The troubled Tronc media company agreed Sunday evening to recognize unions to represent journalists in negotiations at its Chicago-area publications, including its iconic Chicago Tribune, heading off a looming confrontation involving federal regulators, NPR has learned.
It is a notable reversal for Tronc, historically known in various corporate iterations for its hostility to organized labor.
Tronc struck a conciliatory tone in a statement to NPR Sunday night, saying that it looked forward to productive conversations with union representatives.
“As we move ahead, we need to be united as one organization with an important purpose — to help the company transform and thrive as a business, and to serve our readers world class journalism,” the statement read.
This is the second time in four months that a major Tronc newsroom has successfully gone the union route.
In January, Tronc was badly defeated in a federally overseen labor vote at its dominant paper, The Los Angeles Times, despite a concerted management campaign to thwart the unionizing effort.
Both the Chicago and Los Angeles papers have anti-union editorial traditions stretching back more than a century. Now, both will have unions.
Just weeks after the overwhelming vote, Tronc struck a deal to sell the LA Times to one of the parent company’s largest shareholders, Patrick Soon-Shiong. That deal has not closed, though it was expected to do so by late April.
Labor organizers said Tronc has agreed to recognize three bargaining units within the same Chicago union: one for the Chicago Tribune and the entertainment-oriented tabloid RedEye; a second for the company’s suburban publications and the Spanish-language Chicago newspaper Hoy; and a third for the growing corporate-based design and print center that has centralized many editorial production functions for Tronc’s publications in Chicago and beyond.
The first two union chapters, representing workers at the larger publications and the smaller suburban ones, will engage in joint bargaining with the company.
“It’s long past time that the journalists at the Tribune and its community publications have a say in how our newspaper operates,” said Charles J. Johnson, a Tribune homepage editor who is one of the core organizers of the Chicago Newspaper Guild chapter. “We have been badly mistreated by a series of corporate owners, Tronc only being the most recent, and we’ve decided to take some control over the future of our journalism in the city of Chicago.”
In Chicago, organizers said they had collected signed union cards from more than 85 percent of the more than 280 journalists they sought to represent.
Tronc leadership and the top executive at the Tribune, Bruce Dold, had initially rejected the organizers’ appeal for a voluntarily recognition while saying they shared common goals. “We believe in transparency, open dialogue and fairness. That’s who we are as journalists and what guides the Tribune,” Dold wrote last month.
The reversal of fortunes in Chicago is likely to embolden newsroom employees at other Tronc papers, such as the company’s publications in Hartford, Conn.; Orlando, Fla.; and South Florida. The Baltimore Sun newsroom is already unionized.
The Chicago organizers cited concerns about noncompetitive pay compared with peers in the industry; fairness in compensation for women and journalists of color; and Tronc’s commitment to journalism.
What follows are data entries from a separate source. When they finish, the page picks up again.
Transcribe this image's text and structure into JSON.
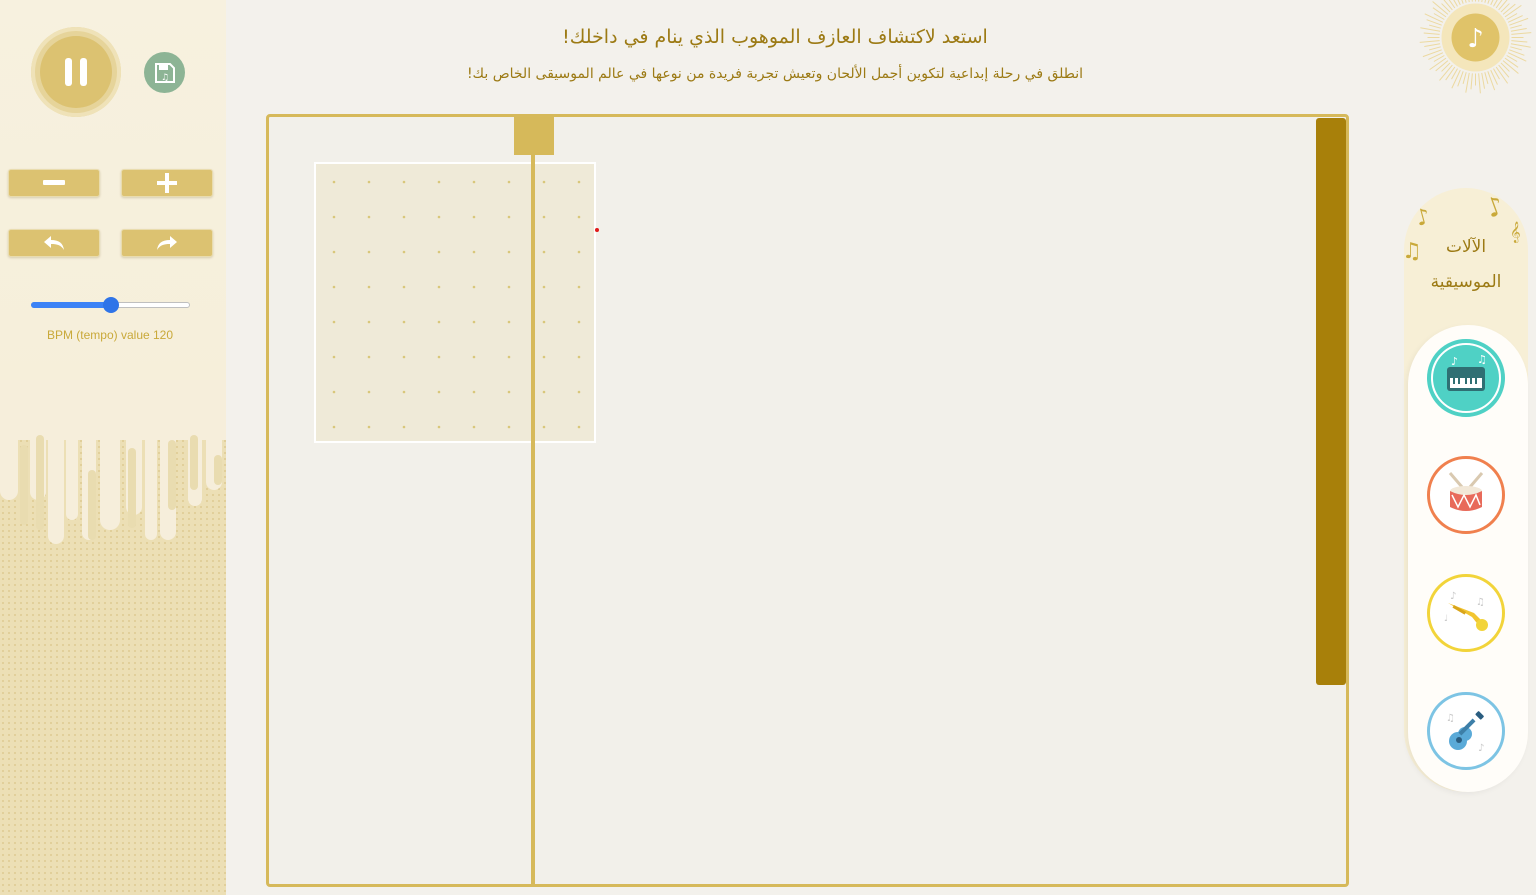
{
  "header": {
    "title": "استعد لاكتشاف العازف الموهوب الذي ينام في داخلك!",
    "subtitle": "انطلق في رحلة إبداعية لتكوين أجمل الألحان وتعيش تجربة فريدة من نوعها في عالم الموسيقى الخاص بك!"
  },
  "controls": {
    "play_state": "paused",
    "pause_icon": "pause-icon",
    "save_icon": "save-icon",
    "zoom_out_icon": "minus-icon",
    "zoom_in_icon": "plus-icon",
    "undo_icon": "undo-arrow-icon",
    "redo_icon": "redo-arrow-icon"
  },
  "tempo": {
    "label": "BPM (tempo) value 120",
    "value": 120,
    "fraction": 0.5
  },
  "instruments": {
    "title": "الآلات الموسيقية",
    "items": [
      {
        "name": "piano",
        "icon": "piano-icon",
        "color": "#4fd1c5",
        "selected": true
      },
      {
        "name": "drum",
        "icon": "drum-icon",
        "color": "#f0804e",
        "selected": false
      },
      {
        "name": "trumpet",
        "icon": "trumpet-icon",
        "color": "#f2d43a",
        "selected": false
      },
      {
        "name": "guitar",
        "icon": "guitar-icon",
        "color": "#7dc4e4",
        "selected": false
      }
    ]
  },
  "colors": {
    "accent": "#d6b95a",
    "accent_dark": "#a8800a",
    "text": "#9c7a14",
    "slider": "#3b82f6"
  }
}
Those questions have been echoed at other newspapers of late, particularly those owned by the Alden Global Capital. The editorial page editor of the Boulder Daily Camera was fired for posting an essay critical of the paper’s corporate ownership, and the editorial page editor of The Denver Post resigned last week after the paper killed a second editorial he wrote excoriating Alden Global.
Former Tronc chairman and controlling owner Michael Ferro resigned in March and agreed to sell his entire stake in the company in April after facing accusations of sexual harassment from two female business associates. His stake was bought by a private investment company controlled by a relative of the late Col. Robert McCormick, the legendary leader of Tronc’s predecessor corporation, the Tribune Company. The company is now being circled by potential buyers, reportedly including Japan-based SoftBank.
The Tribune labor organizing effort not only drew inspiration from the Los Angeles efforts but also was fueled by a series of revelations about Tronc’s business performance and corporate decisions, including compensation of executives.
Tronc agreed to pay Ferro $5 million a year as a consulting fee even as he served as chairman of the board. The company’s CEO (and new chairman) Justin Dearborn, a longtime Ferro aide, was given a compensation package in excess of $8 million last year. The former CEO of the LA Times, Ross Levinsohn, was given $6.9 million in pay and compensation last year, despite starting in late August. Levinsohn was sidelined after NPR raised questions about his past workplace conduct but is now Tronc’s digital CEO.
“The people who do this work at the Tribune — and I think this is true generally, and especially at American newspapers — do this work because they believe in its importance, and because they believe it is essential to the functioning of a democratic society,” Johnson said. “This work is done as a labor of love. But as pay and benefits continue to erode, and as mistreatment by corporate ownership continues not only at Tronc but at other employers as well … people wonder if this is work they can continue to afford to do.”